Our first stop was Wilbur's Chocolate. As a candymaker, Matt is always interested in seeing products from other places and seeing what other places are doing. Ironically, we ended up walking in right as a tour was supposed to start. So, we paid the $3 and went on the guided tour of their chocolate making "factory," We also got to meet the owner, who seemed like a really nice guy. He was making caramel that would be later covered in chocolate. The tour was very short, but informative. They also gave out a few samples. (I would highly recommend their chocolate covered blueberriesl not the blue ones, the normal chocolate covered ones.) A really nice touch is that they give you a goodie bag at the end of the tour. They were quite generous. We definitely took home more than the $12 of "product." Then we went to the center.

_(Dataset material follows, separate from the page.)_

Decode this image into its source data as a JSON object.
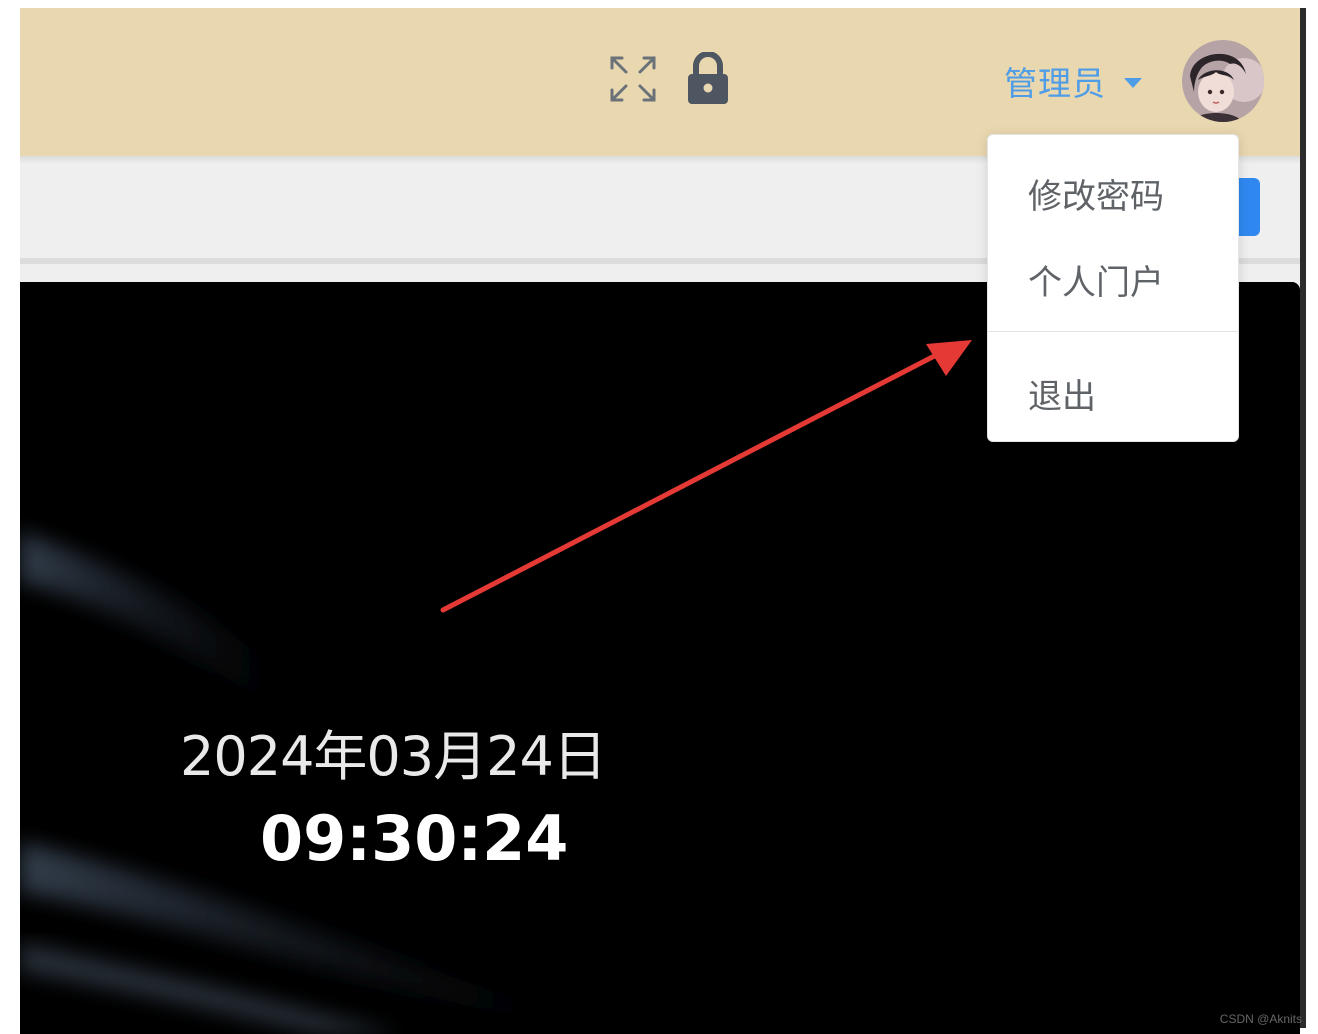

We avoided L.L Bean since I knew I wouldn't be buying anything that day, but would be tempted to! My mom asked me to stop by The Mangy Moose .We had a lot of fun exploring the store and I bought some really pretty notecards. We also visited Wicked Whoopies. I had a classic whoopie pie and the boys each got a mint one. They were delicious. We ate them on our drive home. Then, we ate lunch at a "highly recommended and reasonibly priced" sub/pizza place. It was alright. The pizza slices were huge but I was not a fan of the "toasty" I ordered.
Here's the most exciting part, at least for me. #nerdproblems.
We stopped a used bookstore that also advertised old postcards. When we walked in, Matt pointed out a giant bookshelf filled with boxes of postcards- written/unwritten, mostly older. I picked one for my pal Ashley (oops, hope I didn't ruin the surprise), one creepy looking girl for me and one for my son's teacher, who just did a postcard project with the kids. I also bought an antique pamphlet about Massachusetts. I could've stayed all day going through the postcards. If I was super organized and had lot of room in our apartment, I would buy a lot and
When I saw them at the store, I was immediately saddened that these weren't with their family but the bookshop owner explained that he gets a lot of stuff from estate sales. I knew I would find them fascinating. I spent about 4 hours reading them yesterday. (I felt like Nina Sankovitch must've when she was opening the trunk full of letters in Signed, Sealed, Delivered.) I spent all day today researching the information in the letters in an attempt to find the families. I think I found them. I sent a few Facebook messages today but I think they're all sent to the dreaded "other messages" folder. I even sent 2 of them a friend request in hopes that they would see my message if they accepted. I think I even found the little sister. Can you imagine re-reading a letter you got 73 years ago from a family member who is no longer living?
I will write more in a later post. I did a lot of thinking about some of the things I read and might like to share.